■ WHAT YOU WILL DO ■
Among the entries below, find every line that contains the string "this", then copy it.

[Component data from apps and pages]

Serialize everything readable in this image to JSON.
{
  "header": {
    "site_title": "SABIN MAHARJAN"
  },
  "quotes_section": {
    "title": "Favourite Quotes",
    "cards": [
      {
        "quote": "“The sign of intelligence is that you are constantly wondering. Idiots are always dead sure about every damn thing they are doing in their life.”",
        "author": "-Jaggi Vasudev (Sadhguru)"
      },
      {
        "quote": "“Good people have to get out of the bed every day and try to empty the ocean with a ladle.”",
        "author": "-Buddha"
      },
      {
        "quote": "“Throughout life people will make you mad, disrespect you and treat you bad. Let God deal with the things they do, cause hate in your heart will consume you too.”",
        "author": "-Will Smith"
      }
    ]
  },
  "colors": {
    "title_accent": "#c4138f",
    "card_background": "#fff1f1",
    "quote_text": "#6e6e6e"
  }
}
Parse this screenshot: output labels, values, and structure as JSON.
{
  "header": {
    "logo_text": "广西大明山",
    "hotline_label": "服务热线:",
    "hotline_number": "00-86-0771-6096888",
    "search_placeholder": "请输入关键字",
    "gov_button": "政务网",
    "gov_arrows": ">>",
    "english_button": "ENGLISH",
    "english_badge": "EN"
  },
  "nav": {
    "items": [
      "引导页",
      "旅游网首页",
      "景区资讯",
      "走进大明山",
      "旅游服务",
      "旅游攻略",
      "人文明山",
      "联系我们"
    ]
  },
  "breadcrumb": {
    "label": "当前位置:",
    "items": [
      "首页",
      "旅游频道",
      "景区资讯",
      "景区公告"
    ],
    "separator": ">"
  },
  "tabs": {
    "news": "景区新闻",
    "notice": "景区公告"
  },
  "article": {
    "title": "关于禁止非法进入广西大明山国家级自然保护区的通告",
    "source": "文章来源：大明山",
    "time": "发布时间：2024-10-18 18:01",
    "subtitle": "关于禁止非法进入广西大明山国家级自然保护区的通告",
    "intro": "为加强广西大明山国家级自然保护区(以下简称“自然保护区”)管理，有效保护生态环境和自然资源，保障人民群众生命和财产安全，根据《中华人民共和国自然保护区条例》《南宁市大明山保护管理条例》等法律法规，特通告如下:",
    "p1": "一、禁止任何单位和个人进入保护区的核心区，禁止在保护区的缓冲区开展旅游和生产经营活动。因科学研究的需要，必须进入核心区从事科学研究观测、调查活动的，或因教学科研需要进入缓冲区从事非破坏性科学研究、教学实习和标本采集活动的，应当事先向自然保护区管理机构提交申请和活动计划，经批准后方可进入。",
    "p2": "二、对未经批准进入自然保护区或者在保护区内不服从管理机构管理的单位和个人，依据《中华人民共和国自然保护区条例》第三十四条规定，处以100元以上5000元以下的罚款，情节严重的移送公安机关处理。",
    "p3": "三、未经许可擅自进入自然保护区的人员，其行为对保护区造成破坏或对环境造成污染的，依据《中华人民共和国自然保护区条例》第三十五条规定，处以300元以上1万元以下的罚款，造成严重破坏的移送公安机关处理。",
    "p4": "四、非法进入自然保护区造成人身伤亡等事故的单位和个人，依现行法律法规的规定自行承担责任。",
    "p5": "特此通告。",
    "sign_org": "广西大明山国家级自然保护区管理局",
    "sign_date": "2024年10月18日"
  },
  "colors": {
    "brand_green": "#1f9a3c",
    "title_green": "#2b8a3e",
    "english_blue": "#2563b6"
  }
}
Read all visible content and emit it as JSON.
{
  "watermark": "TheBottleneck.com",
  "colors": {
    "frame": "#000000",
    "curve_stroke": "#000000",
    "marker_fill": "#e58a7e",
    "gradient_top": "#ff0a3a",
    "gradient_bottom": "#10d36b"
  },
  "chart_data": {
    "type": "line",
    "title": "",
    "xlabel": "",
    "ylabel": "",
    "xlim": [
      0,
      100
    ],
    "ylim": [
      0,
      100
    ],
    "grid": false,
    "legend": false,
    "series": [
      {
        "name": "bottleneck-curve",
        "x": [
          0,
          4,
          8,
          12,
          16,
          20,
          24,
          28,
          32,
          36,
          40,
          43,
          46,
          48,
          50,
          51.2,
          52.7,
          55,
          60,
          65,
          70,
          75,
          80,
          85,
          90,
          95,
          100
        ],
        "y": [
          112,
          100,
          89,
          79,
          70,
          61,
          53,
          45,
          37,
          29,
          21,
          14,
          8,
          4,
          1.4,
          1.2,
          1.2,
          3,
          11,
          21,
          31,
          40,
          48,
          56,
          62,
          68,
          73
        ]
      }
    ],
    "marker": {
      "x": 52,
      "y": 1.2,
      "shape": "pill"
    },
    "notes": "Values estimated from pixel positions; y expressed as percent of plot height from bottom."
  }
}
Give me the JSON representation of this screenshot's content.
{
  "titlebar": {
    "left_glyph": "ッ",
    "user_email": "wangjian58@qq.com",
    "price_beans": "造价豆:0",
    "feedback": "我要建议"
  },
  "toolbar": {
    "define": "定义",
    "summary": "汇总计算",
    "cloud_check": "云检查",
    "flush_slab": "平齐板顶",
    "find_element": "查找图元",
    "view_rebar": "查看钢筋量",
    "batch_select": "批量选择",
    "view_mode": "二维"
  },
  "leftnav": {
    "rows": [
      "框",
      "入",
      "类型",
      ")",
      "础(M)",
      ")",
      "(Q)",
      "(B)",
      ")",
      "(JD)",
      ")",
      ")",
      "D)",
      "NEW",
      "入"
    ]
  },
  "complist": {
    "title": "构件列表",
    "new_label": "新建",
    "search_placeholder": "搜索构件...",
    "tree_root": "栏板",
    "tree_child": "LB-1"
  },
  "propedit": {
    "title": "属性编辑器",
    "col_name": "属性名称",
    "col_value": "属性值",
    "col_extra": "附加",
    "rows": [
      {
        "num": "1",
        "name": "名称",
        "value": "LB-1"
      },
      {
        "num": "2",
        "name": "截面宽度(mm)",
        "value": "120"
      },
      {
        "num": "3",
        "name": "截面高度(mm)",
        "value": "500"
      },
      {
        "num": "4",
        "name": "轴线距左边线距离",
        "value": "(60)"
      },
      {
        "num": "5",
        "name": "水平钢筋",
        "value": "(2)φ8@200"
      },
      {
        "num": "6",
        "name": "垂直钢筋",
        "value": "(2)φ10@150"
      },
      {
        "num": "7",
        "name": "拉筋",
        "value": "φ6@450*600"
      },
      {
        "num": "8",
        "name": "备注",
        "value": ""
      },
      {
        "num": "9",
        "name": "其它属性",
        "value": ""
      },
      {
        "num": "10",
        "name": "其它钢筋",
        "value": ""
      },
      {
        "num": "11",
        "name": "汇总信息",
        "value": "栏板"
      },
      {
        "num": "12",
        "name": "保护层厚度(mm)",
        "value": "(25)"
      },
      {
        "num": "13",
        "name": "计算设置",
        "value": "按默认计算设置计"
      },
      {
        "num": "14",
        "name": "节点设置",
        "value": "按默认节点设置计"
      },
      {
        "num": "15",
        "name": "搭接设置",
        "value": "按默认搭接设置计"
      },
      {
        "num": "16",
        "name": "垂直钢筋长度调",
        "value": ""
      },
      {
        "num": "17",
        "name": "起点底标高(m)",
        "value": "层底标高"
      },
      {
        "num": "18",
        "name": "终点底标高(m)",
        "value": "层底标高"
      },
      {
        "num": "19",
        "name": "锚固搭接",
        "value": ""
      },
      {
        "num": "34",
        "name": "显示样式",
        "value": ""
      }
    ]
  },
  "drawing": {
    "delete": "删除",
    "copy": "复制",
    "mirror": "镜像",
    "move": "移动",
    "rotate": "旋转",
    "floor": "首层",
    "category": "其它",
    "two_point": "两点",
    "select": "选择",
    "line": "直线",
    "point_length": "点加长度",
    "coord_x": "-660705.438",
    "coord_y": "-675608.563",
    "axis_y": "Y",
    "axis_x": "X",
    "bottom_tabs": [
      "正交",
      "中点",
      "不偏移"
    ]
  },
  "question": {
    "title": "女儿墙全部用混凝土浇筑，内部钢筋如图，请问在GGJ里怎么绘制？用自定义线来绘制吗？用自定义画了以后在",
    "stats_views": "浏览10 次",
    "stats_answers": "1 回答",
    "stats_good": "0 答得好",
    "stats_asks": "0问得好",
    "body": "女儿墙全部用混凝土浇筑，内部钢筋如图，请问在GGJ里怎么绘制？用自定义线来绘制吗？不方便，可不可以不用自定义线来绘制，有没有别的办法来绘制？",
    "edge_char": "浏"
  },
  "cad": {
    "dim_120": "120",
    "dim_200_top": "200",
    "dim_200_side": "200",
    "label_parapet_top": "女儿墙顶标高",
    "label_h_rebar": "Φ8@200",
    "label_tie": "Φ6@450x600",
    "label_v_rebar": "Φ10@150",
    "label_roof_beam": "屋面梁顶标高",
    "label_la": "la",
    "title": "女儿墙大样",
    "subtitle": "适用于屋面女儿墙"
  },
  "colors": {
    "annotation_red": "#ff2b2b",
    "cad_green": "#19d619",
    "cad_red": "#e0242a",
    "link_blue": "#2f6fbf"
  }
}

■ WRITTEN REPLY ■
Serialize everything readable in this image to JSON.
Parse this screenshot: output labels, values, and structure as JSON.
Give me the JSON representation of this screenshot's content.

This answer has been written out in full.